Growth of Class Actions in Australia
From a historical perspective in 2007 when the Global Financial Crisis hit, there were a number of corporate collapses so there may now be more financial reporting required as a result. Therefore this may lead to more class actions because the results of the numbers which were forecast over the last few years have come into the actuals now.
The biggest reason why there has been growth in class actions is that shareholders are increasingly becoming aware that class actions are a very reasonable manner in which to address corporate misconduct. In the past there would not have been the knowledge nor understanding associated with the class actions and their roles.
As time has gone on, there is a higher level of sophistication in the class actions such as those relating to the complex financial products that resulted from the Global Financial Crisis and the collapse of those products. Class actions in Australia are more widely recognised as a mechanism to address misleading conduct and corporate mis-selling and related activities.
There is an increase in people willing to become involved in class actions from the corporate side of Australia. Substantial trusts and super funds have become increasingly involved, whereas traditionally class actions were led by applicants such individual investors.
For example, the recent class actions against Lehman’s and Standards & Poors were brought by councils and super funds. Depending on the particular corporate misconduct, some of those institutional investors who may have previously sat behind the others are now more interested in coming forward and being the lead applicant themselves.
These class actions are highly complex as they are financial product orientated. In 2007, all the financial products- billions of dollars of collateralized debt obligations or derivatives -came into Australia. When the financial markets crashed, there were a number of defaults and the investors lost all their capital.
The class actions have been brought in relation to those financial products against the issuers, raters and the arrangers. There are also a number of matters in the managed investment scheme space- for example the collapse of Equititrust, LM, City Pacific -all the major funds that collapsed in Queensland and had investors from Australia and internationally who lost billions of dollars.
Since about 2003, class actions have been arising in the insolvency space. The class action against Lehman’s was a class action in the liquidation and went through to judgment and included all the claims resolution processes and distributions. A further class action against Standard & Poors was settled.
Challenging nature of class actions

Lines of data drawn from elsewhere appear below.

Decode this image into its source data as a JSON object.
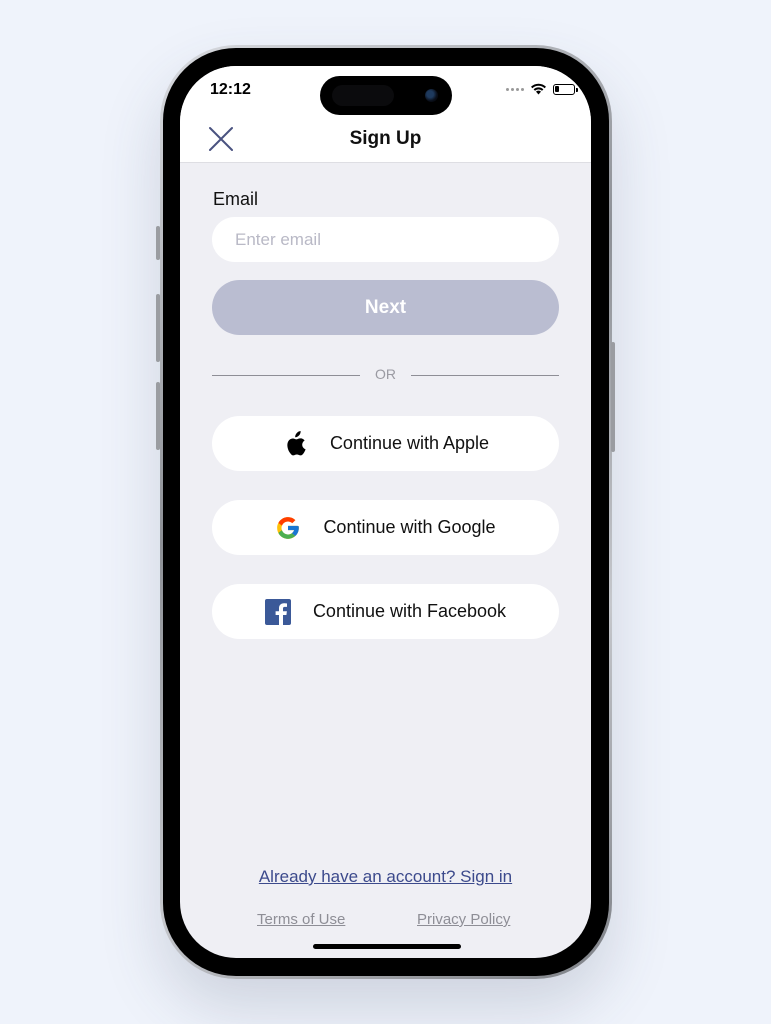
{
  "status_bar": {
    "time": "12:12",
    "icons": [
      "signal-dots-icon",
      "wifi-icon",
      "battery-icon"
    ]
  },
  "nav": {
    "title": "Sign Up",
    "close_icon": "close-icon"
  },
  "form": {
    "email_label": "Email",
    "email_value": "",
    "email_placeholder": "Enter email",
    "next_label": "Next",
    "next_enabled": false
  },
  "divider": {
    "text": "OR"
  },
  "social": [
    {
      "label": "Continue with Apple",
      "icon": "apple-logo-icon"
    },
    {
      "label": "Continue with Google",
      "icon": "google-logo-icon"
    },
    {
      "label": "Continue with Facebook",
      "icon": "facebook-logo-icon"
    }
  ],
  "footer": {
    "signin_link": "Already have an account? Sign in",
    "terms": "Terms of Use",
    "privacy": "Privacy Policy"
  },
  "colors": {
    "background": "#eff3fb",
    "screen": "#efeff4",
    "next_disabled": "#babdd1",
    "link": "#3c4a8c",
    "facebook": "#3b5998"
  }
}
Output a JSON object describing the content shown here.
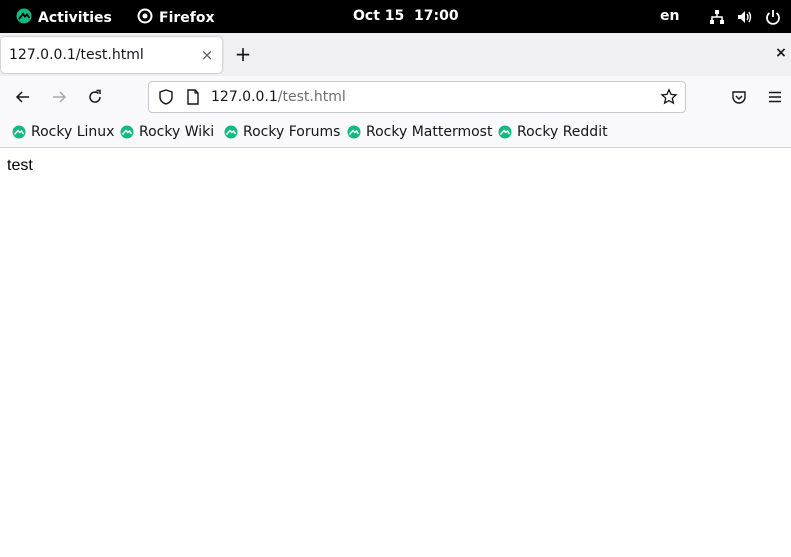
{
  "topbar": {
    "activities": "Activities",
    "app_name": "Firefox",
    "clock": "Oct 15  17:00",
    "lang": "en"
  },
  "tab": {
    "title": "127.0.0.1/test.html",
    "close": "×",
    "new_tab": "+"
  },
  "window": {
    "close": "×"
  },
  "urlbar": {
    "host": "127.0.0.1",
    "path": "/test.html"
  },
  "bookmarks": [
    {
      "label": "Rocky Linux",
      "icon": "rocky-logo-icon"
    },
    {
      "label": "Rocky Wiki",
      "icon": "rocky-logo-icon"
    },
    {
      "label": "Rocky Forums",
      "icon": "rocky-logo-icon"
    },
    {
      "label": "Rocky Mattermost",
      "icon": "rocky-logo-icon"
    },
    {
      "label": "Rocky Reddit",
      "icon": "rocky-logo-icon"
    }
  ],
  "page": {
    "body_text": "test"
  },
  "colors": {
    "rocky_green": "#10b981",
    "topbar_bg": "#000000"
  }
}
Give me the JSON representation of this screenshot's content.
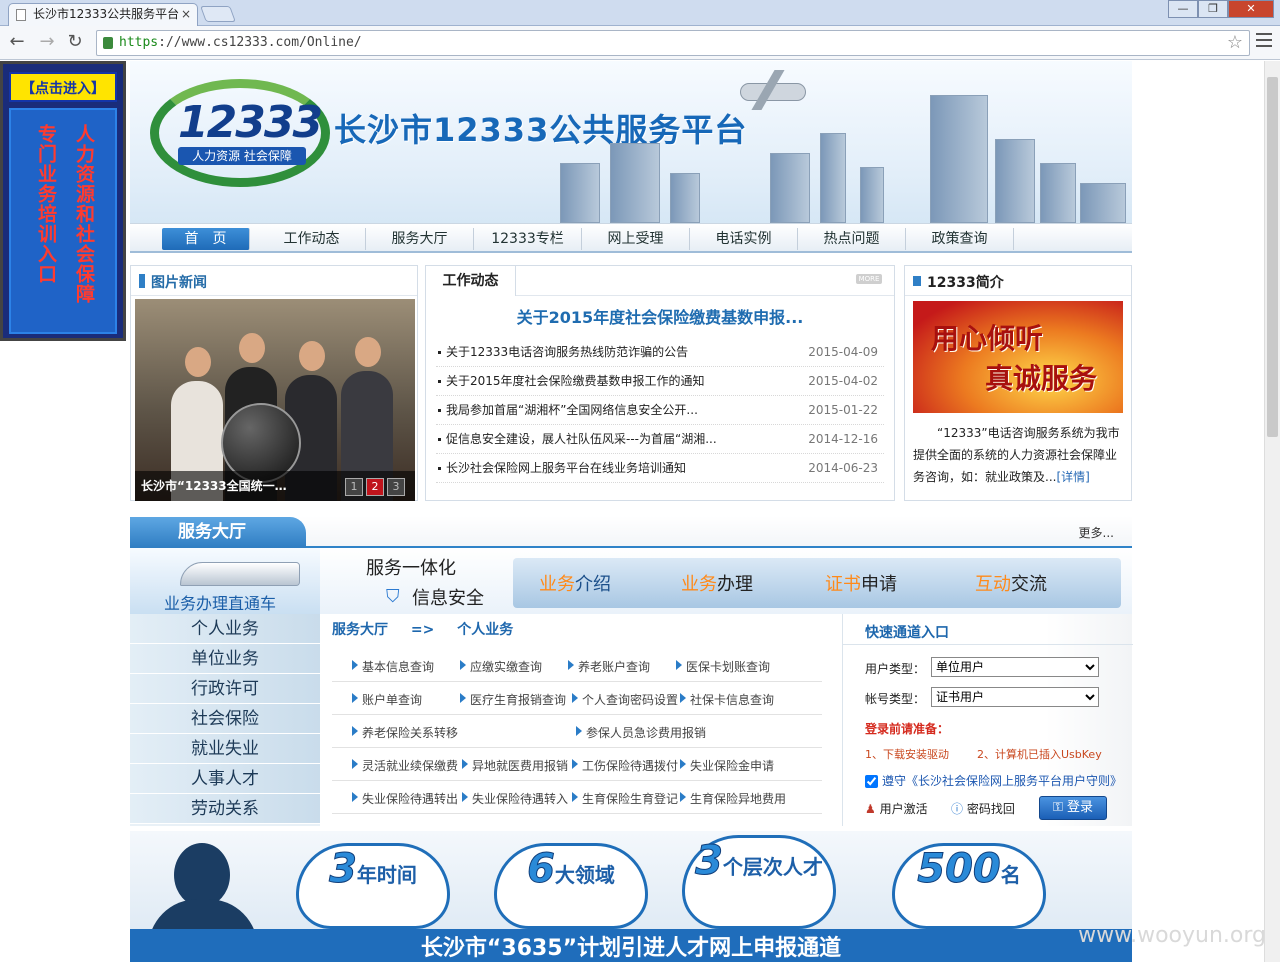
{
  "browser": {
    "tab_title": "长沙市12333公共服务平台",
    "tab_close": "×",
    "url_scheme": "https",
    "url_rest": "://www.cs12333.com/Online/",
    "win_min": "—",
    "win_max": "❐",
    "win_close": "✕"
  },
  "float_ad": {
    "top": "【点击进入】",
    "col_left": "人力资源和社会保障",
    "col_right": "专门业务培训入口"
  },
  "header": {
    "logo_number": "12333",
    "logo_tagline": "人力资源 社会保障",
    "site_title": "长沙市12333公共服务平台"
  },
  "nav": [
    "首　页",
    "工作动态",
    "服务大厅",
    "12333专栏",
    "网上受理",
    "电话实例",
    "热点问题",
    "政策查询"
  ],
  "photo_news": {
    "title": "图片新闻",
    "caption": "长沙市“12333全国统一…",
    "pages": [
      "1",
      "2",
      "3"
    ]
  },
  "work_news": {
    "tab": "工作动态",
    "more": "MORE",
    "headline": "关于2015年度社会保险缴费基数申报...",
    "items": [
      {
        "title": "关于12333电话咨询服务热线防范诈骗的公告",
        "date": "2015-04-09"
      },
      {
        "title": "关于2015年度社会保险缴费基数申报工作的通知",
        "date": "2015-04-02"
      },
      {
        "title": "我局参加首届“湖湘杯”全国网络信息安全公开...",
        "date": "2015-01-22"
      },
      {
        "title": "促信息安全建设，展人社队伍风采---为首届“湖湘...",
        "date": "2014-12-16"
      },
      {
        "title": "长沙社会保险网上服务平台在线业务培训通知",
        "date": "2014-06-23"
      }
    ]
  },
  "intro": {
    "title": "12333简介",
    "img_line1": "用心倾听",
    "img_line2": "真诚服务",
    "text": "“12333”电话咨询服务系统为我市提供全面的系统的人力资源社会保障业务咨询，如：就业政策及...",
    "detail": "[详情]"
  },
  "service": {
    "bar_title": "服务大厅",
    "more": "更多...",
    "train_label": "业务办理直通车",
    "slogan1": "服务一体化",
    "slogan2": "信息安全",
    "tabs": [
      {
        "hl": "业务",
        "rest": "介绍"
      },
      {
        "hl": "业务",
        "rest": "办理"
      },
      {
        "hl": "证书",
        "rest": "申请"
      },
      {
        "hl": "互动",
        "rest": "交流"
      }
    ],
    "left_menu": [
      "个人业务",
      "单位业务",
      "行政许可",
      "社会保险",
      "就业失业",
      "人事人才",
      "劳动关系"
    ],
    "crumb": [
      "服务大厅",
      "=>",
      "个人业务"
    ],
    "links": [
      [
        "基本信息查询",
        "应缴实缴查询",
        "养老账户查询",
        "医保卡划账查询"
      ],
      [
        "账户单查询",
        "医疗生育报销查询",
        "个人查询密码设置",
        "社保卡信息查询"
      ],
      [
        "养老保险关系转移",
        "参保人员急诊费用报销"
      ],
      [
        "灵活就业续保缴费",
        "异地就医费用报销",
        "工伤保险待遇拨付",
        "失业保险金申请"
      ],
      [
        "失业保险待遇转出",
        "失业保险待遇转入",
        "生育保险生育登记",
        "生育保险异地费用"
      ]
    ]
  },
  "quick": {
    "title": "快速通道入口",
    "user_type_label": "用户类型：",
    "user_type_value": "单位用户",
    "account_type_label": "帐号类型：",
    "account_type_value": "证书用户",
    "prep_title": "登录前请准备：",
    "step1": "1、下载安装驱动",
    "step2": "2、计算机已插入UsbKey",
    "agree": "遵守《长沙社会保险网上服务平台用户守则》",
    "activate": "用户激活",
    "recover": "密码找回",
    "login": "登录"
  },
  "bottom": {
    "clouds": [
      {
        "big": "3",
        "small": "年时间"
      },
      {
        "big": "6",
        "small": "大领域"
      },
      {
        "big": "3",
        "small": "个层次人才"
      },
      {
        "big": "500",
        "small": "名"
      }
    ],
    "stripe": "长沙市“3635”计划引进人才网上申报通道"
  },
  "watermark": "www.wooyun.org"
}
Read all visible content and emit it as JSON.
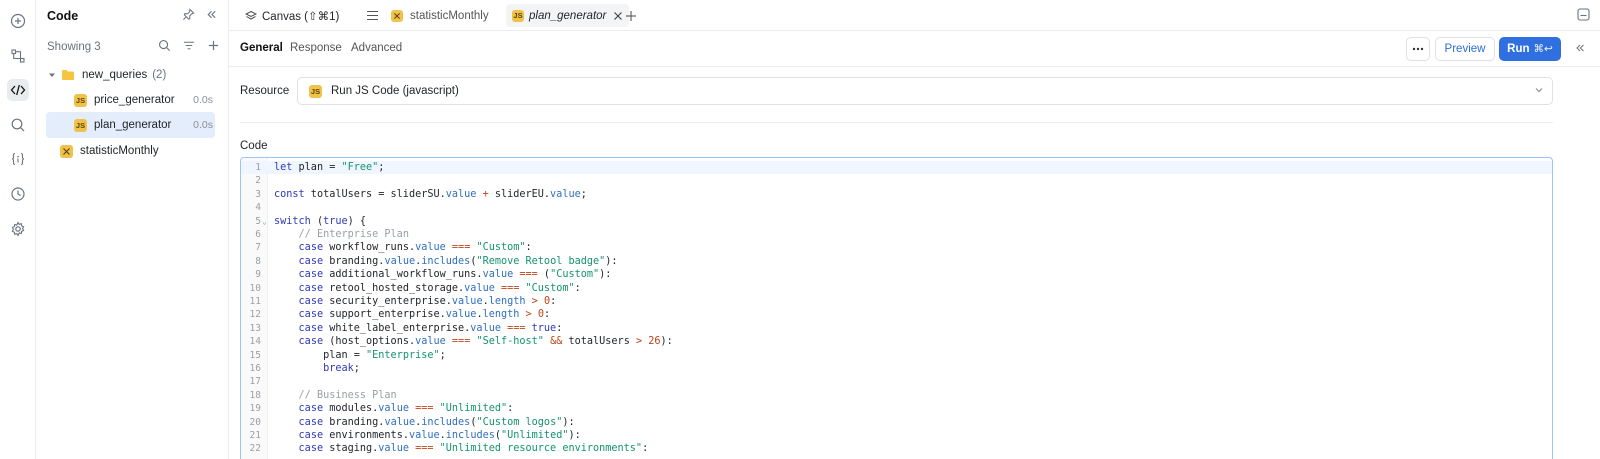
{
  "rail": {
    "items": [
      {
        "icon": "add-icon"
      },
      {
        "icon": "workflow-icon"
      },
      {
        "icon": "code-icon",
        "active": true
      },
      {
        "icon": "search-icon"
      },
      {
        "icon": "state-icon"
      },
      {
        "icon": "history-icon"
      },
      {
        "icon": "settings-icon"
      }
    ]
  },
  "panel": {
    "title": "Code",
    "showing": "Showing 3",
    "folder": {
      "name": "new_queries",
      "count": "(2)"
    },
    "queries": [
      {
        "name": "price_generator",
        "duration": "0.0s",
        "badge": "JS"
      },
      {
        "name": "plan_generator",
        "duration": "0.0s",
        "badge": "JS",
        "selected": true
      }
    ],
    "workflow": {
      "name": "statisticMonthly"
    }
  },
  "tabs": {
    "canvas": "Canvas (⇧⌘1)",
    "doc1": "statisticMonthly",
    "doc2": "plan_generator",
    "doc2_badge": "JS"
  },
  "subtabs": {
    "general": "General",
    "response": "Response",
    "advanced": "Advanced"
  },
  "actions": {
    "preview": "Preview",
    "run": "Run",
    "run_shortcut": "⌘↩"
  },
  "resource": {
    "label": "Resource",
    "value": "Run JS Code (javascript)",
    "badge": "JS"
  },
  "code": {
    "label": "Code",
    "lines": [
      "1",
      "2",
      "3",
      "4",
      "5",
      "6",
      "7",
      "8",
      "9",
      "10",
      "11",
      "12",
      "13",
      "14",
      "15",
      "16",
      "17",
      "18",
      "19",
      "20",
      "21",
      "22"
    ]
  },
  "colors": {
    "accent": "#2f6fe0",
    "selected_row": "#e3edfb",
    "js_badge": "#f0c24b"
  }
}
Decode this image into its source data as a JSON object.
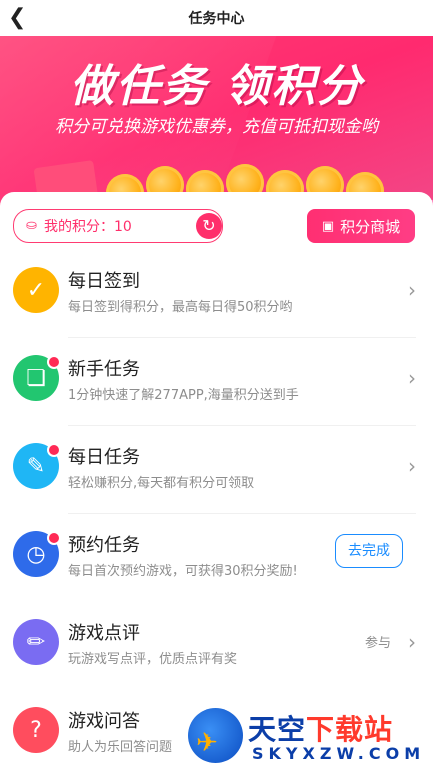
{
  "header": {
    "title": "任务中心",
    "back_icon": "chevron-left-icon"
  },
  "banner": {
    "headline": "做任务  领积分",
    "subtitle": "积分可兑换游戏优惠券，充值可抵扣现金哟",
    "colors": {
      "start": "#ff3d73",
      "end": "#f04c8b"
    }
  },
  "points": {
    "label": "我的积分：10",
    "icon": "coin-icon",
    "refresh_icon": "refresh-icon"
  },
  "mall": {
    "label": "积分商城",
    "icon": "store-icon"
  },
  "tasks": [
    {
      "name": "每日签到",
      "desc": "每日签到得积分，最高每日得50积分哟",
      "icon": "calendar-check-icon",
      "color": "#ffb400",
      "badge": false
    },
    {
      "name": "新手任务",
      "desc": "1分钟快速了解277APP,海量积分送到手",
      "icon": "copy-check-icon",
      "color": "#22c670",
      "badge": true
    },
    {
      "name": "每日任务",
      "desc": "轻松赚积分,每天都有积分可领取",
      "icon": "clipboard-icon",
      "color": "#1fb6f5",
      "badge": true
    },
    {
      "name": "预约任务",
      "desc": "每日首次预约游戏，可获得30积分奖励!",
      "icon": "calendar-clock-icon",
      "color": "#2e6bea",
      "badge": true,
      "action": "去完成"
    },
    {
      "name": "游戏点评",
      "desc": "玩游戏写点评，优质点评有奖",
      "icon": "pencil-icon",
      "color": "#7a6cf2",
      "badge": false,
      "extra": "参与"
    },
    {
      "name": "游戏问答",
      "desc": "助人为乐回答问题",
      "icon": "question-chat-icon",
      "color": "#ff4d5e",
      "badge": false
    }
  ],
  "watermark": {
    "name_a": "天空",
    "name_b": "下载站",
    "url": "SKYXZW.COM"
  }
}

The court is taking a greater role in the management of these cases so they don’t drag on and they’re dealt with as efficiently and quickly as possible. That is in everyone’s interest. People who have lost their money want their money back. The funders, of course, want their money and the court wants to deal with the case in an efficient manner.